Last week, my teenage daughter said to me, “I love talking about books.” I couldn’t agree more. And the popularity of book clubs is evidence that we’re not alone. What a pleasure it is to read a good book and then talk about it!
Thankfully, doing these two simple things is an effective way of developing critical thinking skills — provided you ask and discuss the right questions. So, as I promised in my last post, here is a list of questions based on Bloom’s Taxonomy that you can ask your children/teens to help them think critically about the books they are reading.
Summer’s almost over, but we want our kids to keep on reading just for fun. So, continuing my listmania for good clean books, here is a list for boys in grades 3-6.Continue reading “24 Wholesome Books for Boys in Gr. 3-6”
As a child, one of my favorites things about summer was having the luxury to read, and read, and read. Now, each summer I give my kids a reading list, and I make sure they have plenty of time to delve into their books and get lost in a story. Here is a list I compiled many years ago for my oldest daughter, now updated for my youngest girl to enjoy.
Earlier this spring, twelve-year-old Feisty was perusing our book shelves, looking for something to read. “I’ve read that, and that, and that,” he noted. “I’ve read everything on these bookshelves!”
“That can’t be,” exclaimed my oldest daughter. She scanned the bookshelves and picked out Investing for Dummies. “You haven’t read this one.”
“Fine. I’ll read it.”
A few days later, Feisty told us he wanted to invest in stocks — which is a great thing for a kid to start doing. But I also knew it was time to find him some new books. So I turned to my trusty sources and compiled a list of books for his summer reading. The two great things about this list: 1) The books are clean and wholesome 2) Most of these are available at the public library. Already he’s read most of these books and approved of them. Here it is for your boys to enjoy:Continue reading “24 Great Books for Boys in Middle School”
Give your daughters some classic novels to read this summer — books so beautifully written that the characters become like childhood friends. I have read many of these over and over again as a girl, and I can honestly say they have been very formative. A poignant, well-crafted novel can help shape the heart and form the mind. Here are 12 classic novels which do just that.Continue reading “12 Classic Novels Girls Should Read before Turning 12”

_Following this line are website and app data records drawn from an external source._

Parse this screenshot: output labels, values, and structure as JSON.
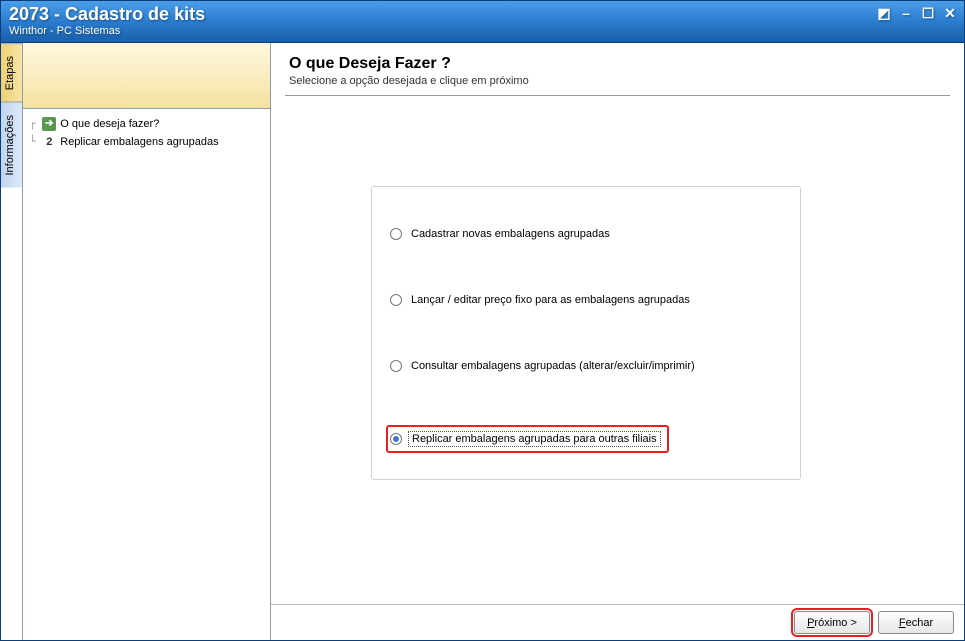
{
  "window": {
    "title": "2073 - Cadastro de kits",
    "subtitle": "Winthor - PC Sistemas"
  },
  "sidebar": {
    "tabs": {
      "etapas": "Etapas",
      "informacoes": "Informações"
    },
    "tree": {
      "item1": "O que deseja fazer?",
      "item2_num": "2",
      "item2": "Replicar embalagens agrupadas"
    }
  },
  "main": {
    "title": "O que Deseja Fazer ?",
    "subtitle": "Selecione a opção desejada e clique em próximo",
    "options": {
      "opt1": "Cadastrar novas embalagens agrupadas",
      "opt2": "Lançar / editar preço fixo para as embalagens agrupadas",
      "opt3": "Consultar embalagens agrupadas (alterar/excluir/imprimir)",
      "opt4": "Replicar embalagens agrupadas para outras filiais"
    }
  },
  "footer": {
    "next_prefix": "P",
    "next_rest": "róximo >",
    "close_prefix": "F",
    "close_rest": "echar"
  }
}
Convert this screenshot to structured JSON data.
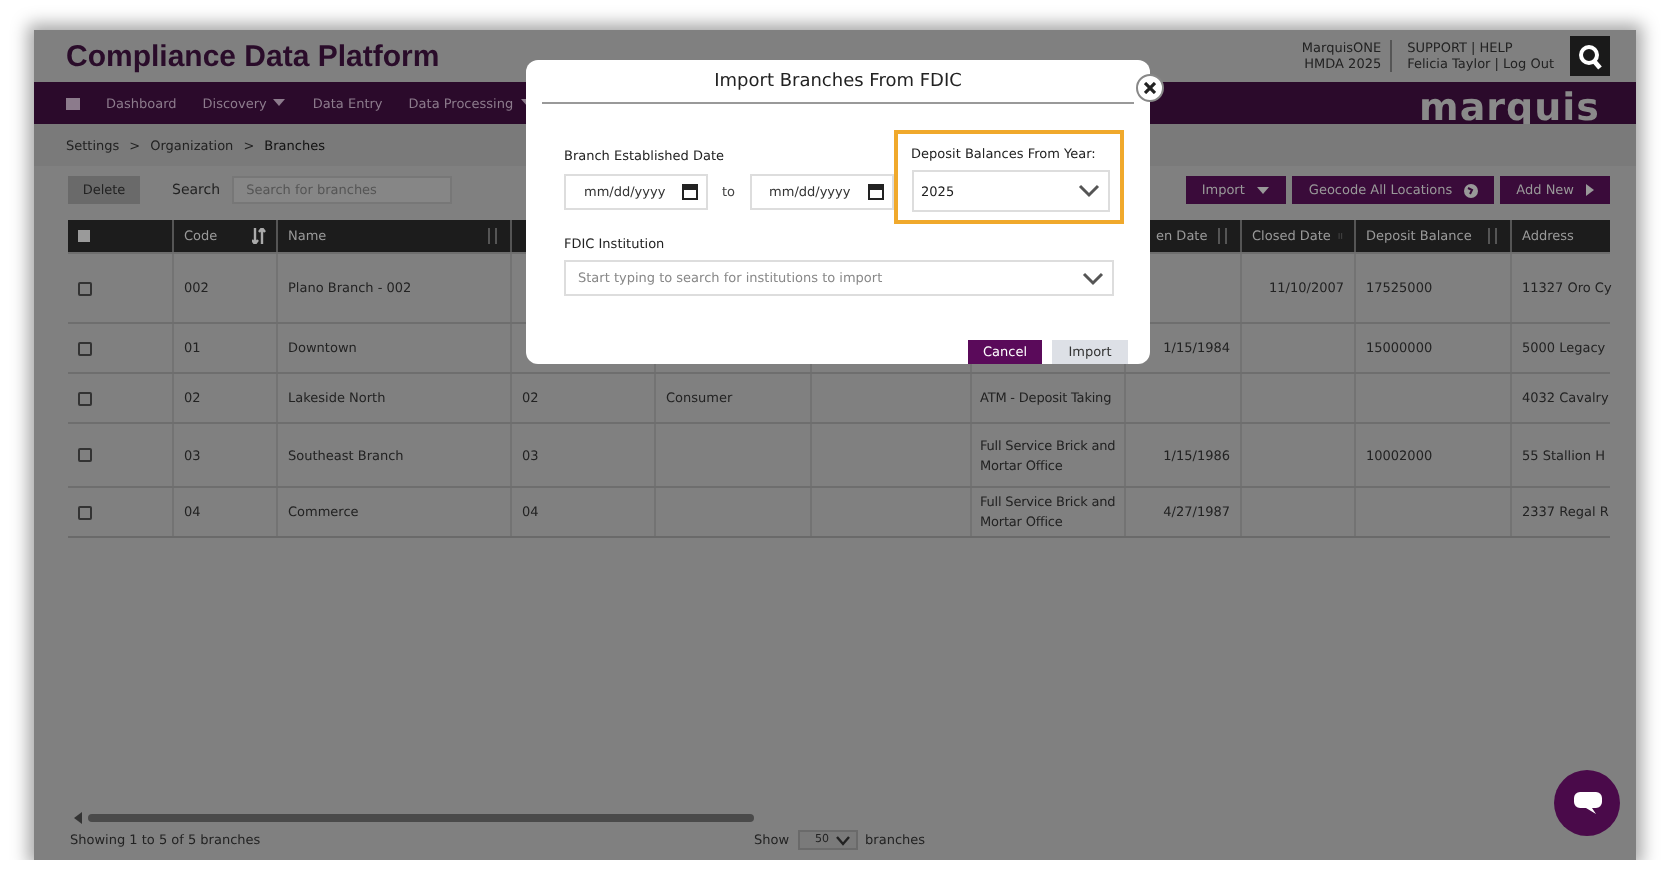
{
  "app": {
    "title": "Compliance Data Platform",
    "logo": "marquis"
  },
  "account": {
    "products": [
      "MarquisONE",
      "HMDA 2025"
    ],
    "links": [
      "SUPPORT | HELP",
      "Felicia Taylor | Log Out"
    ]
  },
  "nav": [
    {
      "label": "Dashboard",
      "dropdown": false
    },
    {
      "label": "Discovery",
      "dropdown": true
    },
    {
      "label": "Data Entry",
      "dropdown": false
    },
    {
      "label": "Data Processing",
      "dropdown": true
    }
  ],
  "breadcrumb": [
    {
      "kind": "link",
      "text": "Settings"
    },
    {
      "kind": "separator",
      "text": ">"
    },
    {
      "kind": "link",
      "text": "Organization"
    },
    {
      "kind": "separator",
      "text": ">"
    },
    {
      "kind": "current",
      "text": "Branches"
    }
  ],
  "toolbar": {
    "delete": "Delete",
    "search_label": "Search",
    "search_placeholder": "Search for branches",
    "actions": [
      {
        "label": "Import",
        "kind": "caret"
      },
      {
        "label": "Geocode All Locations",
        "kind": "globe"
      },
      {
        "label": "Add New",
        "kind": "arrow"
      }
    ]
  },
  "table": {
    "header": {
      "checked": false,
      "code": "Code",
      "name": "Name",
      "open_date": "en Date",
      "closed_date": "Closed Date",
      "deposit_balance": "Deposit Balance",
      "address": "Address"
    },
    "rows": [
      {
        "checked": false,
        "code": "002",
        "name": "Plano Branch - 002",
        "closed_date": "11/10/2007",
        "deposit_balance": "17525000",
        "address": "11327 Oro Cy"
      },
      {
        "checked": false,
        "code": "01",
        "name": "Downtown",
        "open_date": "1/15/1984",
        "deposit_balance": "15000000",
        "address": "5000 Legacy"
      },
      {
        "checked": false,
        "code": "02",
        "name": "Lakeside North",
        "column_4": "02",
        "column_5": "Consumer",
        "column_7": "ATM - Deposit Taking",
        "address": "4032 Cavalry"
      },
      {
        "checked": false,
        "code": "03",
        "name": "Southeast Branch",
        "column_4": "03",
        "column_7": "Full Service Brick and Mortar Office",
        "open_date": "1/15/1986",
        "deposit_balance": "10002000",
        "address": "55 Stallion H"
      },
      {
        "checked": false,
        "code": "04",
        "name": "Commerce",
        "column_4": "04",
        "column_7": "Full Service Brick and Mortar Office",
        "open_date": "4/27/1987",
        "address": "2337 Regal R"
      }
    ]
  },
  "footer": {
    "summary": "Showing 1 to 5 of 5 branches",
    "show_label": "Show",
    "page_size": "50",
    "unit_label": "branches"
  },
  "modal": {
    "title": "Import Branches From FDIC",
    "date_label": "Branch Established Date",
    "date_from_placeholder": "mm/dd/yyyy",
    "range_word": "to",
    "date_to_placeholder": "mm/dd/yyyy",
    "year_label": "Deposit Balances From Year:",
    "year_value": "2025",
    "year_highlighted": true,
    "institution_label": "FDIC Institution",
    "institution_placeholder": "Start typing to search for institutions to import",
    "buttons": [
      {
        "label": "Cancel",
        "kind": "primary"
      },
      {
        "label": "Import",
        "kind": "secondary"
      }
    ]
  }
}
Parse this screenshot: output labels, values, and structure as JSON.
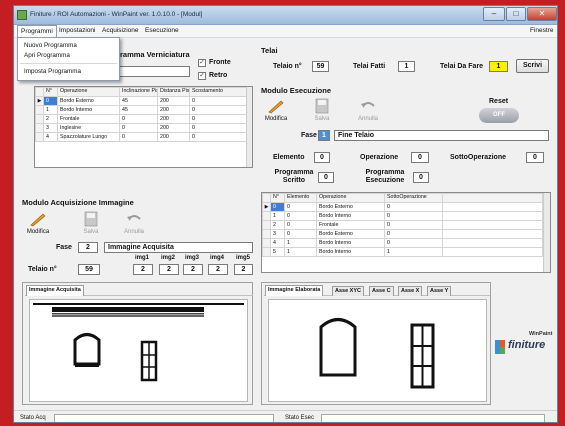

Once again, it’s a First Holy Communion Year for us, which makes spring an even more joyful time. Probably, many of you will be attending First Communion Masses, too. So, here’s a list of books and gifts I think your first communicants will appreciate:
When my oldest was a kindergartener, I wrote some super short stories to help her learn to read. I then used them to teach all my other kids to read, along with a variety of other phonics books. Variety is the spice of life, so it is good to give your emerging readers a mixture of books with which they can learn to read.
Having a repertoire of memorized poetry is something my kids secretly enjoy… although some would never admit it. Sometimes when the younger ones are reciting their poetry, the older ones jump right in, remembering the same poems they had learned in earlier years.
There are many good reasons for copying and memorizing poetry: The rhythm and rhyme of poetry is catchy and fun. As they get older, the kids learn to appreciate the imagery and the way poets play with words, rhyme, and meter. More importantly, it is an excellent way to fill our children’s minds with beautiful imagery and rich vocabulary. In a world so devoid of culture and beauty, memorizing poetry is one way to help our children appreciate that which is true, beautiful, and good.
A little background….Mary and I met over 15 years ago in Tempe, Arizona when our husbands were in graduate school at Arizona State. We have been great friends for such a long time. God has blessed our families with kids who are the same age and sex and obviously, the call to homeschool. We now live in different states but try to get together several times per year. The kids disappear for the weekend, the husbands work on research, and Mary and I laugh, serve meals, and talk about all kinds of great stuff!
A few years ago we decided to meet weekly via FaceTime to work on writing. We wanted our oldest daughters especially to have more time together. What we didn’t realize was how effective our weekly meetings would be.